RAW DATA ->

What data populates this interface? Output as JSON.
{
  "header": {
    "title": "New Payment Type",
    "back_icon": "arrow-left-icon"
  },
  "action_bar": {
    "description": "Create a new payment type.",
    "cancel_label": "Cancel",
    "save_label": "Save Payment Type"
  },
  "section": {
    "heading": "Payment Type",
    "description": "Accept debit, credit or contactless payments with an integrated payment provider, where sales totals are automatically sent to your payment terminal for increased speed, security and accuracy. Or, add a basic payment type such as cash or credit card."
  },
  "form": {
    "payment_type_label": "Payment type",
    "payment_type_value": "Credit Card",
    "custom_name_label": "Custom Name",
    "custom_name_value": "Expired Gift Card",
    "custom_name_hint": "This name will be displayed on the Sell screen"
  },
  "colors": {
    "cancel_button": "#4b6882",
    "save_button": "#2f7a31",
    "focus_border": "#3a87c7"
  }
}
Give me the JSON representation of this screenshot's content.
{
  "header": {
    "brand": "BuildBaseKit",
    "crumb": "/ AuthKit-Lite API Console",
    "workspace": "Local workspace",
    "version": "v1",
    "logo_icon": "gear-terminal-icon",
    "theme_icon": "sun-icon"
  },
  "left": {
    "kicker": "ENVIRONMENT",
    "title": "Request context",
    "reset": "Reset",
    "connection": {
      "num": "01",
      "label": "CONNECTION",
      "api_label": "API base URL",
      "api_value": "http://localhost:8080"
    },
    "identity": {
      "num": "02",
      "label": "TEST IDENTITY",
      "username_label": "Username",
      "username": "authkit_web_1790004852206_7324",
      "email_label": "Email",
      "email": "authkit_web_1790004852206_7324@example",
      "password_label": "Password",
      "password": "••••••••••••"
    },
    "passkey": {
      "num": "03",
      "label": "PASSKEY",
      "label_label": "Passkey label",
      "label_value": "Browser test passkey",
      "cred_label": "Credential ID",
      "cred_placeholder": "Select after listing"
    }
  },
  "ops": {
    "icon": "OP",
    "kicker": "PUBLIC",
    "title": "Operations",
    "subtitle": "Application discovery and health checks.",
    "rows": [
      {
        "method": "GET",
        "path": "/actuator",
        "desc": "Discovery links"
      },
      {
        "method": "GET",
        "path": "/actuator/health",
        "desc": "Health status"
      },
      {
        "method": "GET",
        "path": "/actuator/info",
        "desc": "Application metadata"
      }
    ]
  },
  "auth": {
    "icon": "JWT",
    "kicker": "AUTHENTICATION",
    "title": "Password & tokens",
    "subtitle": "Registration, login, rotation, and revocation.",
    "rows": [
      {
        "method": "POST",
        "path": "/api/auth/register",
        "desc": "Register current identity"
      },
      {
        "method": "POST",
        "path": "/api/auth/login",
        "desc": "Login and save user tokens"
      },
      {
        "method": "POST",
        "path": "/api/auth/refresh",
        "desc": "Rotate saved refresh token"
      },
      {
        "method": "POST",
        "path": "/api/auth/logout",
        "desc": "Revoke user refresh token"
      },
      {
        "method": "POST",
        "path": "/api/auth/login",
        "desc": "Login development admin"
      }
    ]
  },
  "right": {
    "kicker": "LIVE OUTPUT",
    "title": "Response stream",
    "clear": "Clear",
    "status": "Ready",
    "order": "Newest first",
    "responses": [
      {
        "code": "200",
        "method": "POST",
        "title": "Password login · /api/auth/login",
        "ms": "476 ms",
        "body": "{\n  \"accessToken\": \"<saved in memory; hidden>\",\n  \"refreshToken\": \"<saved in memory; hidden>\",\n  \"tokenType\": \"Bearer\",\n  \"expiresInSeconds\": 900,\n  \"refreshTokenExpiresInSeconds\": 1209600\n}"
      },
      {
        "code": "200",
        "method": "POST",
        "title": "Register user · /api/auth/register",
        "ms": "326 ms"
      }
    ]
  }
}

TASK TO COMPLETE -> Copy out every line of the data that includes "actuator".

ANSWER TO THIS EXERCISE ->
        "path": "/actuator",
        "path": "/actuator/health",
        "path": "/actuator/info",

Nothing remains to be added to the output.